**INSTRUCTIONS FOR THE TASK**
List all the lines in these records that hold "Actions".

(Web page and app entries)
^^^^

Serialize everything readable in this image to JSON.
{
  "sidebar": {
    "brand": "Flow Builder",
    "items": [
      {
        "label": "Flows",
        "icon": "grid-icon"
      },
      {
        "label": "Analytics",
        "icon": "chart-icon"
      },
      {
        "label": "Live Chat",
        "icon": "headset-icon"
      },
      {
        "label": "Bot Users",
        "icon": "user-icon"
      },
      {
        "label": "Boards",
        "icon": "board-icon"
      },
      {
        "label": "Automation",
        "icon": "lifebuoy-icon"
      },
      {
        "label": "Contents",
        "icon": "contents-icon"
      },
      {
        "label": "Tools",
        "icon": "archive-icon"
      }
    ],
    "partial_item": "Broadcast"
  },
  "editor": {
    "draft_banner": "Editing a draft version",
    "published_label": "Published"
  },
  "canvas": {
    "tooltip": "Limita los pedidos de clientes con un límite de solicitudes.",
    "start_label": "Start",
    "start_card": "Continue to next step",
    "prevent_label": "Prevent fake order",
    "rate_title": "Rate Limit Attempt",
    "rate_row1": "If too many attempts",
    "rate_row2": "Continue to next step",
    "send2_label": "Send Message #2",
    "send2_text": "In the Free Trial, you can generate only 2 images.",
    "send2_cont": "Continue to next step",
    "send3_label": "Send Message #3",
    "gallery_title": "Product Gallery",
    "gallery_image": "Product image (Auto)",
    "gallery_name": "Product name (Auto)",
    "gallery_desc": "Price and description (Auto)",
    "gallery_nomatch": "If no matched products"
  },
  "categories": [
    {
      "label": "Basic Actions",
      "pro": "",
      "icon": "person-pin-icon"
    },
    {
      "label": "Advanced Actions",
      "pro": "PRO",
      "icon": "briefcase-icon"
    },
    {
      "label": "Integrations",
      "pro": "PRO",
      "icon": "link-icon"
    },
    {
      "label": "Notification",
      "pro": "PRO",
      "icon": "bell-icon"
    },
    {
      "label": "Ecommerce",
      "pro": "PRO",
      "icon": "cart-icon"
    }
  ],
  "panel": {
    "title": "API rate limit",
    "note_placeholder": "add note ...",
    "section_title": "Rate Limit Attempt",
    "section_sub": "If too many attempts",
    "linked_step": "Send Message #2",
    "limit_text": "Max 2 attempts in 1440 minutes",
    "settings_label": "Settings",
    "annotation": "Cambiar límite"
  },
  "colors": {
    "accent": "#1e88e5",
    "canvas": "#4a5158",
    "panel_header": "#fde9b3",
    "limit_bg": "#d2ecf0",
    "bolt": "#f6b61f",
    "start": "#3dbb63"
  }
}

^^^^

**TASK RESPONSE**
      "label": "Basic Actions",
      "label": "Advanced Actions",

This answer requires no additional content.